C: You drink this right now
B: Drink your own hot kool aid
C: There’s so much left of it. What am I gonna do with all this hot kool aid?
B: Drink it
C: No
B: Yes
C: No. Brother?
B: Yes?
C: Please drink my hot kool aid
B: Ok
C: Ok
B: That’s pretty good. Yeah, I like that. It's definitely a silly script.
Do you think we gave it the
intended inflection?

Let's watch a video of the
two original actors playing
out this scene.
See if the mood and tone
OUR actors gave the script
match the mood and tone
that the author intended as
displayed in his video. When you are reading literature the author will set a tone or mood
for you by conveying an emotion through certain words and punctuation.

Identifying the tone and mood helps you identify the meaning of the writing.

If you miss the mood, the literature will not only be much more dull and boring
to you, but you will likely miss the theme that the author is trying to convey.

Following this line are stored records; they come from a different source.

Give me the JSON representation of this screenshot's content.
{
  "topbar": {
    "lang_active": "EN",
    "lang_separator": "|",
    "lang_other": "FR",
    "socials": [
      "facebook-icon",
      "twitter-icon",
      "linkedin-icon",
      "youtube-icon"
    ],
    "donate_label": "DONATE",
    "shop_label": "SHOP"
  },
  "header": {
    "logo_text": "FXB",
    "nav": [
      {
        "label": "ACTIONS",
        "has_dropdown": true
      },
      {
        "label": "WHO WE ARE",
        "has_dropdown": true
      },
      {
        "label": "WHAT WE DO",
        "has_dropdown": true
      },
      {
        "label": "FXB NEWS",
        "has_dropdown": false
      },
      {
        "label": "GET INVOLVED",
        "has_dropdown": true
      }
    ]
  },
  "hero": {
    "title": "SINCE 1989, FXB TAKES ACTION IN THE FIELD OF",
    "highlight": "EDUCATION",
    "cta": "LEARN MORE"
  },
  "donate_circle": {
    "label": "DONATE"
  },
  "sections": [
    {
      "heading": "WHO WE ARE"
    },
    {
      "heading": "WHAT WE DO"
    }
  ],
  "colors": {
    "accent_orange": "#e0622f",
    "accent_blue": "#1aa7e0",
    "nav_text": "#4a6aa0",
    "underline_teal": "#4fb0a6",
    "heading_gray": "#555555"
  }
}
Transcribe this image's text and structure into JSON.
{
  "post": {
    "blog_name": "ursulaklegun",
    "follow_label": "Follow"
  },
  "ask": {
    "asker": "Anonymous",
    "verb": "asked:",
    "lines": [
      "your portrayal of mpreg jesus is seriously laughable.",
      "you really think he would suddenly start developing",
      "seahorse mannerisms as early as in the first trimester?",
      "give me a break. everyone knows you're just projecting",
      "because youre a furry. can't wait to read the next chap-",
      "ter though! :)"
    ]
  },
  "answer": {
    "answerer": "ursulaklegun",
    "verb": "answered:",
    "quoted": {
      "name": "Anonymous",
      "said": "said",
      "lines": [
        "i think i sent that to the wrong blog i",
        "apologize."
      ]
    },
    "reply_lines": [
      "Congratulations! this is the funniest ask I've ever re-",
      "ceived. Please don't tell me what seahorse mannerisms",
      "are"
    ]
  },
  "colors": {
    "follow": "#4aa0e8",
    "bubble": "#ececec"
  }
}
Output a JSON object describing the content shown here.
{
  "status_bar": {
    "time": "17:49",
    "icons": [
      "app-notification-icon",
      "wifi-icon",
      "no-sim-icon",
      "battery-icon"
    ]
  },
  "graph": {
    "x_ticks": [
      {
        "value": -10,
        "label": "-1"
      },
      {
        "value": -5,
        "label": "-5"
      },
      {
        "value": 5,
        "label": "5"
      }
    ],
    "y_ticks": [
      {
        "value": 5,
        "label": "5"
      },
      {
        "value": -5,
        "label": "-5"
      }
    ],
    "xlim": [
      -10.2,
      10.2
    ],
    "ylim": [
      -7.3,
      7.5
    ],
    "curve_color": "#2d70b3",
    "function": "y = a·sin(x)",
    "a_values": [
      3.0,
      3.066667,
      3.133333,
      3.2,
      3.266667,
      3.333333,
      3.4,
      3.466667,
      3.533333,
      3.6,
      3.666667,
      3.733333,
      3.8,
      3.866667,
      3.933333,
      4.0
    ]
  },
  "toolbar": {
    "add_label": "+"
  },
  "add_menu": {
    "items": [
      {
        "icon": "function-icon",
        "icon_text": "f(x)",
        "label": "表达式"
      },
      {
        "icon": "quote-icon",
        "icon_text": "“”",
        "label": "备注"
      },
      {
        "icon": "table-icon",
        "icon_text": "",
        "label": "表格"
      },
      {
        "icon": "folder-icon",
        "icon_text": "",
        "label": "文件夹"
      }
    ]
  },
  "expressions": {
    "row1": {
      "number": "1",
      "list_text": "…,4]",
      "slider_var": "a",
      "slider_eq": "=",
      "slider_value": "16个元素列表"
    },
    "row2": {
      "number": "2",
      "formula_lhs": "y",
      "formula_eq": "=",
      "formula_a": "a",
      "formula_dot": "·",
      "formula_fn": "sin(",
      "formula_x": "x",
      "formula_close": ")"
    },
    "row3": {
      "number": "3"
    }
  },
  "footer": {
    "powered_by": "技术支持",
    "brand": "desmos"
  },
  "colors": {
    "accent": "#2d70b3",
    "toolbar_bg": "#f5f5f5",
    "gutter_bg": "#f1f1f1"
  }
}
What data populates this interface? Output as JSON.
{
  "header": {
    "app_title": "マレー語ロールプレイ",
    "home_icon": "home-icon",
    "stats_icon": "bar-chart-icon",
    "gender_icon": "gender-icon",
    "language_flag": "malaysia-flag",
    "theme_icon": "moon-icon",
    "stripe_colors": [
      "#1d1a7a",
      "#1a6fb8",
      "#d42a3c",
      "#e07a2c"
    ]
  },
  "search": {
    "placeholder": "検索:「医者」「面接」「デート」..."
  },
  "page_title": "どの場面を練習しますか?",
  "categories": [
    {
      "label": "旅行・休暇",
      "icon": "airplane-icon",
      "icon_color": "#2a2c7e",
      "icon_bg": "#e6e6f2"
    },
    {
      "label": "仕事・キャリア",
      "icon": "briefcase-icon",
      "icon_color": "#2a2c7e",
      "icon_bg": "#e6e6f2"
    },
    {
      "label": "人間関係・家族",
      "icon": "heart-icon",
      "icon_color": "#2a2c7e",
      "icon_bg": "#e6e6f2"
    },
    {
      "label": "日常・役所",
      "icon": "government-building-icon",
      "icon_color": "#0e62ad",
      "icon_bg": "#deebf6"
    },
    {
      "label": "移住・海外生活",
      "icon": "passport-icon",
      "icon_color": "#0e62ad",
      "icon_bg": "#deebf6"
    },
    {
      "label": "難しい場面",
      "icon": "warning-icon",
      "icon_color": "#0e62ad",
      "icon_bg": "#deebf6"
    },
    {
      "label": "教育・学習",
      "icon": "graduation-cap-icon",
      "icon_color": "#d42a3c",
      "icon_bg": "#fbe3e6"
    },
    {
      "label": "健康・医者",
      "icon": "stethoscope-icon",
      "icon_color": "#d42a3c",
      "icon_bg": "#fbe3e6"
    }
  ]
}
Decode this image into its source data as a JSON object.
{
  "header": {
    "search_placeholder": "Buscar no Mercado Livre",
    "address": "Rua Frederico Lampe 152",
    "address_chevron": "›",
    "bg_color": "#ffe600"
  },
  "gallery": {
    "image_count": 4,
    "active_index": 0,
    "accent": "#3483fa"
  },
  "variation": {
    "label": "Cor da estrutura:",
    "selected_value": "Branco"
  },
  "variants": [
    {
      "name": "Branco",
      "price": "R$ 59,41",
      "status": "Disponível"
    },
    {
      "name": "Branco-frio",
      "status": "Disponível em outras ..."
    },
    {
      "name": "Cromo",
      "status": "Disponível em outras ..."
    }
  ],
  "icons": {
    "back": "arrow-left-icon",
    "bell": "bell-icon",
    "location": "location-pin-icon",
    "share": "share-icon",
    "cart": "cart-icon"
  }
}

Perhaps if our script incorporated more exclamation marks or words in ALL CAPS
you would have known our characters were screaming mad. Or perhaps we could have
included some descriptions within the dialogue of how the actors were behaving
and what their facial expressions were. Adjectives to describe characters emotions
and reactions help us discover the authors tone and therefore the author's intentions. This next video will show us some examples
of words than can give you clues as to the
tone and mood of the literature you are reading.
Recognizing these words will help you both get
a better mental picture of what you're reading
and a better understanding of the story's theme. Mood is the atmosphere created by the setting, and actions of people and characters in it.
It also relates to how the reader emotionally responds to these elements like sadness for a tragedy.
Full transcript